WHAT TO WORK ON:
Determine how many lines in the records hold "photo", and give that number with nothing added.

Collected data
────────────────
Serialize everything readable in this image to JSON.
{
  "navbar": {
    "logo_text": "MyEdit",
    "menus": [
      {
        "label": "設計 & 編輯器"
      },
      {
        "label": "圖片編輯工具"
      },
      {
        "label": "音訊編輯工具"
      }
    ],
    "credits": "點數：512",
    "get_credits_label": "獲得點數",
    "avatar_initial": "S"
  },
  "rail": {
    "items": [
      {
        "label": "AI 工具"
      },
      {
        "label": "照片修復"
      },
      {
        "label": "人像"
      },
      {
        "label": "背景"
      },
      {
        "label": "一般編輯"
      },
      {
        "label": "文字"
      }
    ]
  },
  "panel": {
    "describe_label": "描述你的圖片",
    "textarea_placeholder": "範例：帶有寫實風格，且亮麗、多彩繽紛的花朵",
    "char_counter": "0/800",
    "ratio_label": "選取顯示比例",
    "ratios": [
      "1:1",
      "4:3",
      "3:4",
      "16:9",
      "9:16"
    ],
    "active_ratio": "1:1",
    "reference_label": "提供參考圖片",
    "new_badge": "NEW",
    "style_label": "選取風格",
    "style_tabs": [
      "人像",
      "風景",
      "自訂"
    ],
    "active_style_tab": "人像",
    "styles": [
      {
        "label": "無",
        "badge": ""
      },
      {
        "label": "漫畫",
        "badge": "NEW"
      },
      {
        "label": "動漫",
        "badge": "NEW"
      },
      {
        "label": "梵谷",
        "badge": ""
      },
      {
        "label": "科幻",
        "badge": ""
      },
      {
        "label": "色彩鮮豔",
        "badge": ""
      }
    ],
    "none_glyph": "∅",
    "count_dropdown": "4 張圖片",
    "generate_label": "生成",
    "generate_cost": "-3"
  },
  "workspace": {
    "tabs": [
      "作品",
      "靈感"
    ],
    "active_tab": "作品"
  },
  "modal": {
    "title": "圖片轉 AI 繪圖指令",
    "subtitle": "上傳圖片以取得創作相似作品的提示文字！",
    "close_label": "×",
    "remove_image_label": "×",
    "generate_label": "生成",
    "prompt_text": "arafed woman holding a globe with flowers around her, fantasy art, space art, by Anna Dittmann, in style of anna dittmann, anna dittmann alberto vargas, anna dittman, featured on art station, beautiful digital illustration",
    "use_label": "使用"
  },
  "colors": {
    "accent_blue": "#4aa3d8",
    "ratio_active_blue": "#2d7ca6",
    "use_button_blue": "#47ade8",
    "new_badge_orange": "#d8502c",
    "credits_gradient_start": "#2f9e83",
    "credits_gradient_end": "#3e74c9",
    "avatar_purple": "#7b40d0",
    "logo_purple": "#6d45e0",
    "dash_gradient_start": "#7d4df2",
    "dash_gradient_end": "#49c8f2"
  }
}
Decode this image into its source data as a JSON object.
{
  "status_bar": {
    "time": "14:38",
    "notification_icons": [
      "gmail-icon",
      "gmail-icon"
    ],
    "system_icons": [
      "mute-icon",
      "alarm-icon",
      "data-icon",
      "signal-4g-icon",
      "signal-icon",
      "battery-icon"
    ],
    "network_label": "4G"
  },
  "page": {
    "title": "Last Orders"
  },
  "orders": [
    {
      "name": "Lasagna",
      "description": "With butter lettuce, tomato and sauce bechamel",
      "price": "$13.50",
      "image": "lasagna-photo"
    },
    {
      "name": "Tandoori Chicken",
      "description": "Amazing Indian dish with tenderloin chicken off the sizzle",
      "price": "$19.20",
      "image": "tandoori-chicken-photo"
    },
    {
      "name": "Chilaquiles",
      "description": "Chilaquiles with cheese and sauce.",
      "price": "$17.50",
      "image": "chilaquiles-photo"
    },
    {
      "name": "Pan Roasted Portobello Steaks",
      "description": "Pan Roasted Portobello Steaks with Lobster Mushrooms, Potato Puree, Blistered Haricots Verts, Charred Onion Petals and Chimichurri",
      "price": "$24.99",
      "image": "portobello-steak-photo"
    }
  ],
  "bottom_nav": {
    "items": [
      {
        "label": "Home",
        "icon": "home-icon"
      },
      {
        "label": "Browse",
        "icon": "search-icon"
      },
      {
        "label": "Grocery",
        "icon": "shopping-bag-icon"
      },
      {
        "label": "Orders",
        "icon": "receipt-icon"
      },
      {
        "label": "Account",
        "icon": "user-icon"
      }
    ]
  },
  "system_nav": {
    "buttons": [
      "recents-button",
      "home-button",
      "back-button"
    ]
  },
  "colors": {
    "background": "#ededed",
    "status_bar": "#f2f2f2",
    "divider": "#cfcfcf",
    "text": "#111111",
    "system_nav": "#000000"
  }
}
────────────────
SOLUTION TO THE PROBLEM:
4